Today, July 16, 2019, the U.S. Court of Appeals, District of Columbia, overturned a lower court decision that AFGE won rolling back Trump’s three 2018 Memorial Day Executive Orders (EOs.) The EOs gutted your rights in the workplace and your union’s ability to represent you. The Appeals Court reversed the District Court’s August 2018 decision – which had ruled that certain provisions of the orders were in violation of the Federal Labor Relations Statute– and said that the Unions have to challenge the EOs before the Federal Labor Relations Authority before jurisdiction could be had in federal court.
This ruling has come as a shock to AFGE Local 704 and other unions representing EPA federal employees–we’re still reeling from the EO-inspired unilateral management anti-worker directive (UMAD) imposed on July 8.
AFGE has sprung into action and has created a website for you to fight back. Join your union brothers and sisters across the country and call on members of Congress to stand with federal workers and protect our workplace rights. The union-busting framework laid out in the executive orders and the actions already taken with unilateral directives demonstrate clearly that there must be a check on the president’s power to destroy federal employees’ union rights. Call the Capitol switchboard at 202.224.3121, ask to be connected to your Representative or Senator(s) office, and urge them to fight these EOs.
We have no time to be demoralized! See more Ways to Take Action: visit https://www.afge.org/fightback. Read the EO Summary.
See also the July/Aug. 2018 – Vol. LXXXVII No. 4 AFGE The Government Standard issue devoted to the 2018 EOs.
“I doubt that the House, or, for that matter, the Senate, is willing to give the president a clean debt-ceiling increase,” Senate Minority Leader Mitch McConnell told reporters Tuesday. Susan Walsh/AP
Don’t expect the relative fiscal peace on the Hill engendered by the budget deal to last for long.

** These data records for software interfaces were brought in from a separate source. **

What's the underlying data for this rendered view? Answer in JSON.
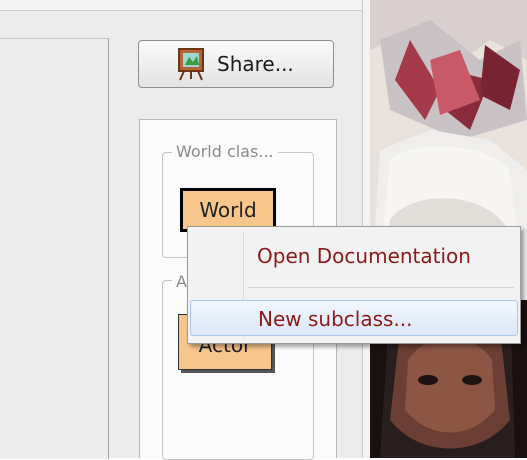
{
  "toolbar": {
    "share_label": "Share...",
    "share_icon": "easel-icon"
  },
  "class_browser": {
    "world_group_title": "World clas...",
    "world_class": "World",
    "actor_group_title": "A",
    "actor_class": "Actor"
  },
  "context_menu": {
    "items": [
      {
        "label": "Open Documentation",
        "highlighted": false
      },
      {
        "label": "New subclass...",
        "highlighted": true
      }
    ]
  },
  "colors": {
    "class_fill": "#f7c68c",
    "menu_text": "#8b1a1a",
    "menu_highlight": "#dbe8f7"
  }
}
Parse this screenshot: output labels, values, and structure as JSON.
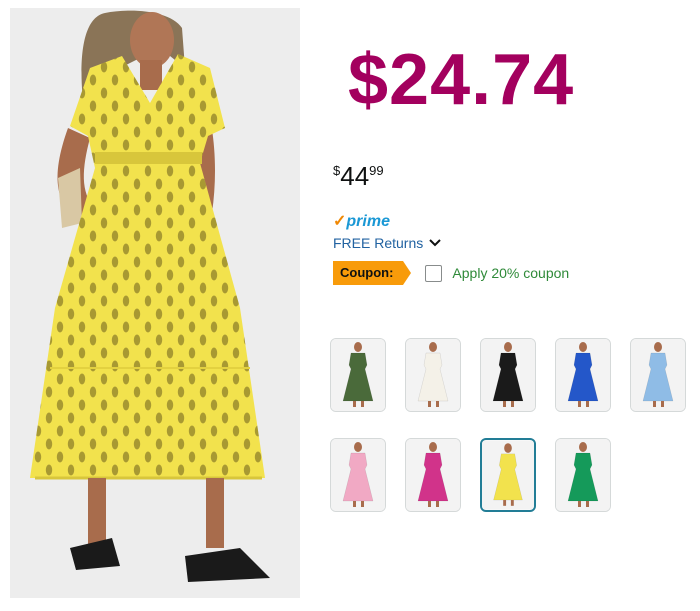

Top Republicans are already looking ahead to the next fight: the debt ceiling.
“I doubt that the House, or, for that matter, the Senate, is willing to give the president a clean debt-ceiling increase,” Senate Minority Leader Mitch McConnell told reporters Tuesday. Continue reading “Rest Up From the Budget Fight, Because There’s a Debt Ceiling One Around the Corner”
By Erik Wasson – 10/24/13 04:24 PM ET
Senate Majority Leader Harry Reid (D-Nev.) said Thursday he regrets being “too lenient” in previous budget talks with Republicans.
Reid said he and President Obama were too willing to compromise in talks that took place in 2011 and 2012, and that he intends to drive a harder bargain going forward.
“If you give a bully a dollar today, they ask for a dollar and a half tomorrow,” he said in a radio interview with Nevada’s KNPR. “It has taken a while for all my caucus to come to that understanding. And quite frankly, the president, wonderful man that he is, he doesn’t like confrontation and he likes to work things out with people.
”“I was too lenient. Don’t blame it all on him,” Reid added. He also ruled out the possibility that a budget conference committee convening next week will reach a “grand bargain” that would cut entitlements, raise taxes and reduce spending. Continue reading “Reid rules out grand bargain”
By Erik Wasson – 10/16/13 10:20 AM ET
Speaker John Boehner (R-Ohio) has agreed to allow a vote in the House on the emerging Senate debt-ceiling deal, according to a Senate source.
Senate Majority Leader Harry Reid (D-Nev.) and Minority Leader Mitch McConnell (R-Ky.) were racing Wednesday to put the finishing touches on the deal ahead of Thursday’s deadline for raising the $16.7 trillion debt limit.
The draft of the Senate agreement would raise the debt ceiling until Feb. 7, reopen the government until Jan. 15 and form a budget conference to resolve the automatic spending cuts under sequestration. Continue reading “Boehner to allow House vote on emerging Senate debt-ceiling deal”